For Nigerian tomato farmers, just getting the juicy red fruit to market is a gamble. As much as half of the West African nation’s 1.8 million tonnes of tomatoes produced each year is lost due to spoilage or damage during transport to domestic markets.
The tomato is a staple in Nigerian cooking and a symbol of the global challenge of food loss. As opposed to food waste - surplus food that is thrown out and a bigger problem for developed countries - the biggest challenge for many developing countries is what happens to the food before it reaches the customer.
“Nigeria is one of the largest agricultural producers in the world, so it isn’t only tomatoes. This is a huge market that is losing about half of everything it produces because there is no cold-chain infrastructure or processes in place to support an efficient supply chain,” says Annette Stube, Head of Sustainability, A.P. Moller - Maersk.
Helping reduce global food loss is one of three sustainability priorities in A.P. Moller - Maersk, along with reducing CO2 emissions and multiplying the benefits of trade.
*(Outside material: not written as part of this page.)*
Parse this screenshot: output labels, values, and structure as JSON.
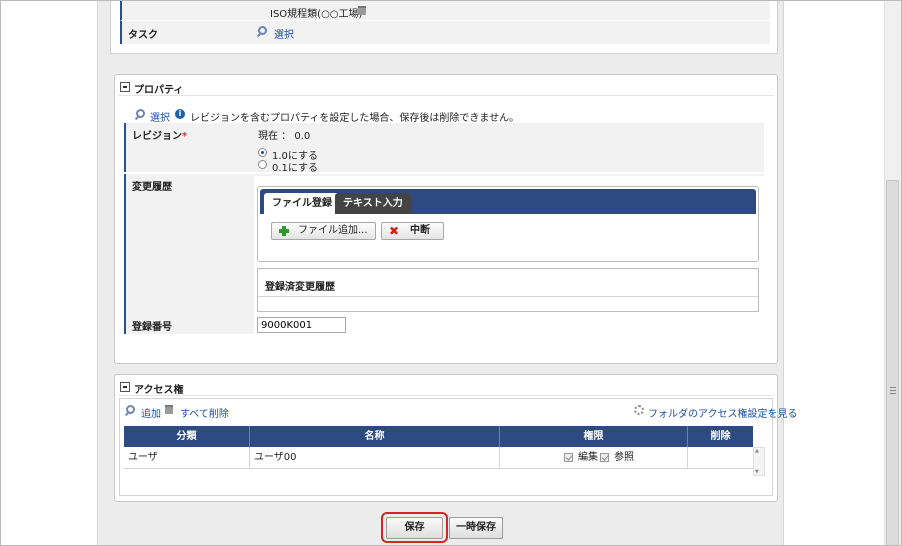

These issues represent the areas where A.P. Moller - Maersk wants to create shared value by proactively addressing big societal challenges in a way that draws on the company’s competencies as a transport and logistic company, enabling upside for the business as well. The 17 sustainable development goals that the United Nations laid out in 2015 for social, environmental and economic progress by 2030 are used as a key filter for which challenges society is focused on solving.